The Word on the Week

Why Doesn’t God stop the Trouble?

Why do bad things happen to good people? The cry rings out again and again. It’s not fair! They have suffered enough!

This week the cry was picked up by a Journalist whose father-in-law was burned out of his home on Christmas Day. As fate would have it the poor man was in the shower when the building went up so he literally lost everything in the ensuing flight! To compound the problem he had not renewed his fire insurance and the policy had lapsed!

Another tragedy this week struck a distant relative of ours. She, along with her daughters, had nursed her husband for seven years after he had suffered a brain haemorrhage. He had been unable to communicate with them but they faithfully kept up the vigil visiting daily throughout these years. He died two years ago. We now hear that she has contracted Motor Neuron disease – a progressive illness with no known cure. It’s not fair. You want to shout it!

If we were to stand back for a moment from the poignancy of these situations we could imagine our evolutionist friend saying that this is what you could expect from a world created by a series of random acts of chance. On the other hand an atheist friend might seize the opportunity to blame God – even though he doesn’t believe in him – and ask how a good God could allow this to happen. Either he is not good or he is not capable of preventing these things.

But whether we believe in evolution and or go down the popular path of the atheist these personal disasters shake our self centred way of life and make us look for answers.

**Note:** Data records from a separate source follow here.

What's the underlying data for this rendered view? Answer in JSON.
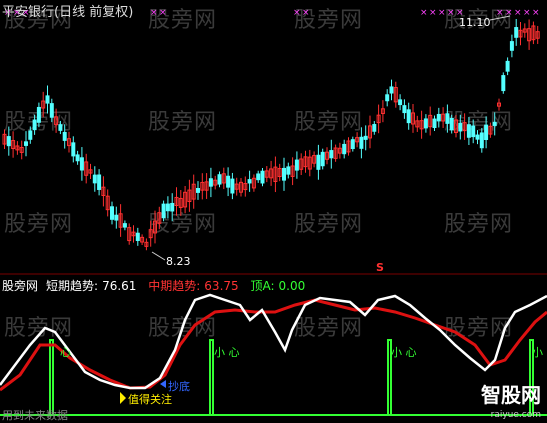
{
  "upper_panel": {
    "title": "平安银行(日线 前复权)",
    "high_label": "11.10",
    "low_label": "8.23",
    "signal_label": "S"
  },
  "lower_panel": {
    "prefix": "股旁网",
    "indicator_name": "短期趋势",
    "short_trend_label": "短期趋势:",
    "short_trend_value": "76.61",
    "mid_trend_label": "中期趋势:",
    "mid_trend_value": "63.75",
    "top_label": "顶A:",
    "top_value": "0.00",
    "annotations": {
      "attention": "值得关注",
      "bottom_copy": "抄底",
      "heart1": "心",
      "heart2": "小 心",
      "heart3": "小 心",
      "heart4": "小"
    },
    "footer_text": "用到未来数据"
  },
  "watermark": "股旁网",
  "brand": {
    "name": "智股网",
    "url": "raiyue.com"
  },
  "colors": {
    "background": "#000000",
    "candle_up": "#ff3030",
    "candle_down": "#54ffff",
    "white_line": "#ffffff",
    "red_line": "#dd1111",
    "green_signal": "#33ff33",
    "magenta_marks": "#ff44ff",
    "title_text": "#dddddd",
    "short_trend_color": "#ffffff",
    "mid_trend_color": "#ff3333",
    "top_a_color": "#33ff33"
  }
}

When you reflect on bad things happening to good people it is hard to ignore the crucifixion of Jesus. By any standard he was a good person. His death was the cruellest the Roman soldiers could devise. This begs the question, “Why didn’t God stop the trouble?”

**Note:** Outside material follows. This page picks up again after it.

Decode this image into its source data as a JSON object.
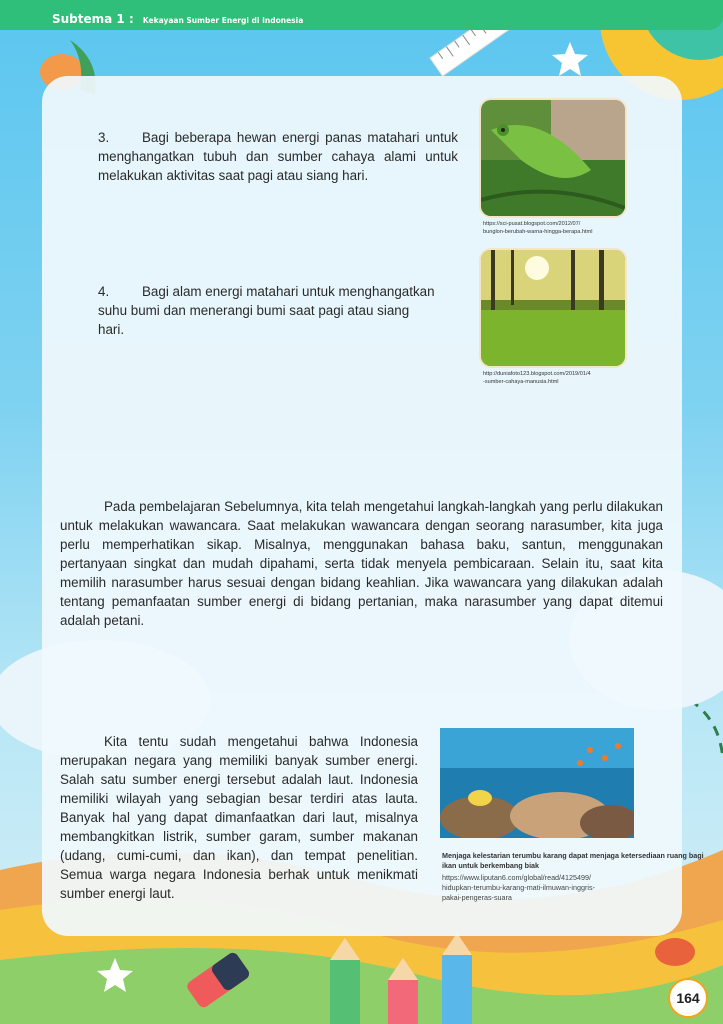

There is no doubt he could have stopped it but didn’t. Perhaps death is not the worst thing that can happen. Perhaps there was purpose in it that we only partially know but we believe love was at the centre of it – “This is love, not that we have loved God but that he loved us and sent his Son to be the atoning sacrifice for our sins” 1John Chapter 4 verse 10.

There are times when the trouble does not stop and we feel like the Psalmist “How long O Lord will you forget me forever?” Psalm 13 verse 1. But we are reminded that God’s love is transcendent and hear Jesus words, “I go and prepare a place for you, I will come again and will take you to myself, that where I am you may be also.” St John Chapter 14 verse 3. And that sort of love will sustain us through the darkest night.